According to Wikipedia

In 2003, lecturers and students from the University of Plymouth MediaLab Arts course used a £2,000 grant from the Arts Council to leave a computer keyboard in the enclosure of six Sulawesi Crested Macaques in Paignton Zoo in Devon in England for a month; not only did the monkeys produce nothing but five pages consisting largely of the letter S, they started by attacking the keyboard with a stone, and continued by urinating and defecating on it.

Which is perhaps not completely dissimilar to the work habits of some authorsssssssssssssssssssssssssssssssssssss.

The Artist – by William Carlos Williams

Sometimes a poem can create unintended images for a reader, decades after it is written. When William Carlos Williams died, Laurence Tureaud was only 11 years old. I’m not sure it is possible to read the following poem, though, without Mr. Tureaud appearing in my mind.

Mr T.
                           in a soiled undershirt
his hair standing out
           on all sides
                           stood on his toes
heels together
           arms gracefully
                           for the moment

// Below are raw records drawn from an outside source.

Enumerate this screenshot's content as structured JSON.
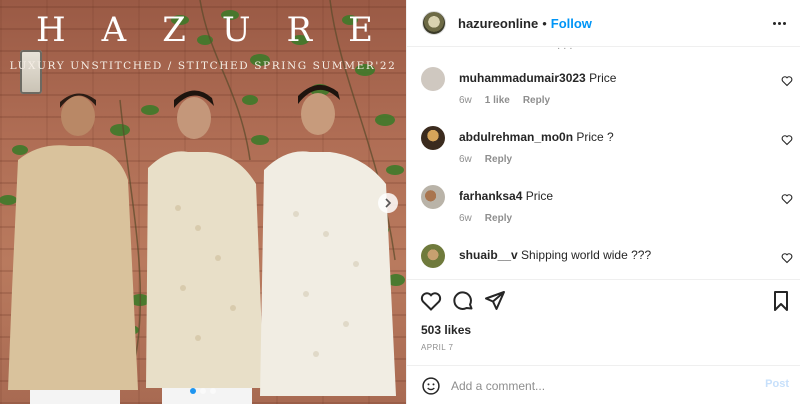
{
  "photo": {
    "brand_title": "HAZURE",
    "brand_subtitle": "LUXURY UNSTITCHED / STITCHED SPRING SUMMER'22",
    "slide_count": 3,
    "active_slide": 1,
    "colors": {
      "brick": "#b06e55",
      "vine": "#3f7a2a",
      "kurta_beige": "#d9c29c",
      "kurta_cream": "#e8dfc8",
      "kurta_white": "#f1ede3"
    }
  },
  "header": {
    "username": "hazureonline",
    "separator": "•",
    "follow_label": "Follow",
    "more_icon": "more-horizontal-icon"
  },
  "comments": [
    {
      "username": "muhammadumair3023",
      "text": "Price",
      "age": "6w",
      "likes": "1 like",
      "reply_label": "Reply",
      "avatar_color": "#cfc8c0"
    },
    {
      "username": "abdulrehman_mo0n",
      "text": "Price ?",
      "age": "6w",
      "likes": "",
      "reply_label": "Reply",
      "avatar_color": "#3b2b1e"
    },
    {
      "username": "farhanksa4",
      "text": "Price",
      "age": "6w",
      "likes": "",
      "reply_label": "Reply",
      "avatar_color": "#b9b3a8"
    },
    {
      "username": "shuaib__v",
      "text": "Shipping world wide ???",
      "age": "",
      "likes": "",
      "reply_label": "",
      "avatar_color": "#6f7a3c"
    }
  ],
  "actions": {
    "like_icon": "heart-icon",
    "comment_icon": "comment-bubble-icon",
    "share_icon": "send-paper-plane-icon",
    "save_icon": "bookmark-icon",
    "likes_count": "503 likes",
    "date": "APRIL 7"
  },
  "comment_box": {
    "emoji_icon": "smiley-icon",
    "placeholder": "Add a comment...",
    "post_label": "Post"
  }
}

curled above his head.
           Then he whirled about
into the air
           and with an entrechat
                           perfectly achieved
completed the figure.
           My mother
                           taken by surprise
where she sat
           in her invalid's chair
                           was left speechless.
Bravo! she cried at last
           and clapped her hands.
                           The man's wife
came from the kitchen:
           What goes on here? she said.
                           But the show was over.

I’m not sure when WCW wrote this, but it can be found here, here, and here (as well as in The Rattle Bag)

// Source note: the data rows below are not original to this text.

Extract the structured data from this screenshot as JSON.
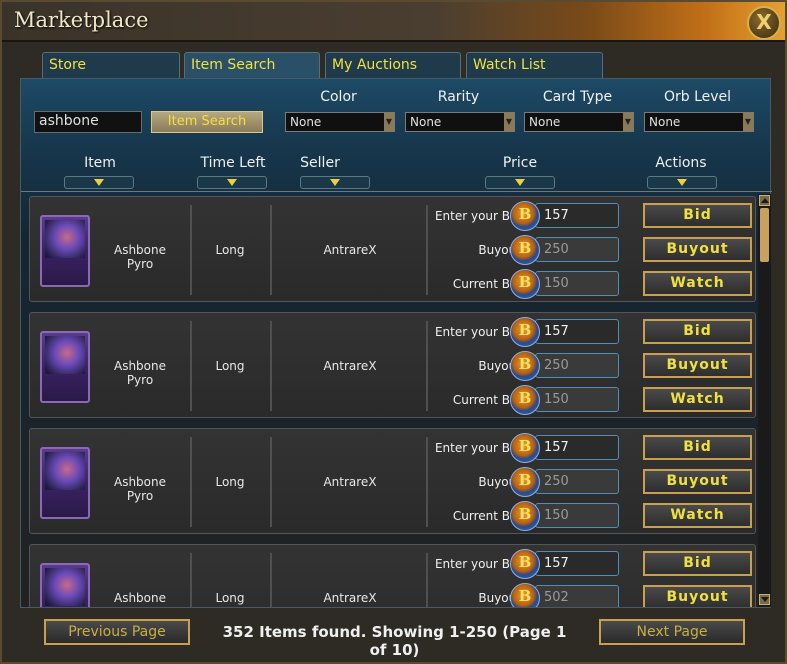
{
  "window": {
    "title": "Marketplace",
    "close_label": "X"
  },
  "tabs": [
    {
      "label": "Store",
      "active": false
    },
    {
      "label": "Item Search",
      "active": true
    },
    {
      "label": "My Auctions",
      "active": false
    },
    {
      "label": "Watch List",
      "active": false
    }
  ],
  "search": {
    "value": "ashbone",
    "button_label": "Item Search"
  },
  "filters": [
    {
      "label": "Color",
      "selected": "None"
    },
    {
      "label": "Rarity",
      "selected": "None"
    },
    {
      "label": "Card Type",
      "selected": "None"
    },
    {
      "label": "Orb Level",
      "selected": "None"
    }
  ],
  "columns": {
    "item": "Item",
    "time_left": "Time Left",
    "seller": "Seller",
    "price": "Price",
    "actions": "Actions"
  },
  "labels": {
    "enter_bid": "Enter your Bid:",
    "buyout": "Buyout:",
    "current_bid": "Current Bid:",
    "bid_button": "Bid",
    "buyout_button": "Buyout",
    "watch_button": "Watch"
  },
  "rows": [
    {
      "item_name": "Ashbone Pyro",
      "time_left": "Long",
      "seller": "AntrareX",
      "bid": "157",
      "buyout": "250",
      "current_bid": "150"
    },
    {
      "item_name": "Ashbone Pyro",
      "time_left": "Long",
      "seller": "AntrareX",
      "bid": "157",
      "buyout": "250",
      "current_bid": "150"
    },
    {
      "item_name": "Ashbone Pyro",
      "time_left": "Long",
      "seller": "AntrareX",
      "bid": "157",
      "buyout": "250",
      "current_bid": "150"
    },
    {
      "item_name": "Ashbone Pyro",
      "time_left": "Long",
      "seller": "AntrareX",
      "bid": "157",
      "buyout": "502",
      "current_bid": ""
    }
  ],
  "footer": {
    "prev_label": "Previous Page",
    "next_label": "Next Page",
    "status": "352 Items found. Showing 1-250 (Page 1 of 10)"
  },
  "icons": {
    "close": "close-icon",
    "coin": "gold-coin-icon",
    "sort": "sort-arrow-icon",
    "dropdown": "chevron-down-icon"
  }
}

CDC Warning

Gonorrhea Lectim Warning
Centers for Disease Control (CDC)

THE CDC has issued a no-nonsense warning about a new, highly virulent strain of sexually transmitted disease. This disease is contracted through dangerous and high risk behavior.

The disease is called Gonorrhea Lectim (pronounced “gonna re-elect him”).

Many victims have contracted it after having been screwed for the past 4 years, in spite of having taken measures to protect themselves from this especially troublesome disease.

Cognitive sequelae of individuals infected with Gonorrhea Lectim include, but are not limited to,

  • anti-social personality disorder traits;
  • delusions of grandeur with a distinct messianic flavor;
  • chronic mangling of the English language;
  • extreme cognitive dissonance;
  • inability to incorporate new information;
  • pronounced xenophobia and homophobia;
  • inability to accept responsibility for actions;
  • exceptional cowardice masked by acts of misplaced bravado;
  • uncontrolled facial smirking;
  • total ignorance of geography and history;
  • tendencies toward creating evangelical theocracies;
  • and a strong propensity for categorical, all-or-nothing behavior.

The disease is sweeping Washington. Naturalists and epidemiologists are amazed and baffled that this malignant disease originated only a few years ago in a Texas bush.

Please inform any of your friends and associates who have been acting unusual lately.

— Received in email. Author Unknown. Earliest internet appearance I have found (Dec 2004)

(Sure, I could have worked a little and updated it for the 2006 elections…tried to make it apply to re-electing current incumbents…but why bother?)

Guess what? I bought another book.

I was driving down Manchester this morning and decided to check to see if the Book House was still there. As I mentioned back in June they were planning on moving late summer, early fall. The move has been postponed. A year, or so.

I understand. It’s hard to get up the courage to move books. I know I bought the home I was renting when the owners decided to sell in order not to have to move my books. (There may have been other factors.) And I have a tiny fraction of what they have.

Of course, I entered the Book House. And I never leave empty handed.

I did limit myself to one book. I purchased The Rattle Bag, an anthology of poetry selected by Seamus Heaney and Ted Hughes.

I know it was only a week ago that I said I had given up on Heaney. However, there’s not a single poem in the collection written by him. It’s a collection of his and Hughes’ favorite poems, and neither has an ego high enough to select one of their own.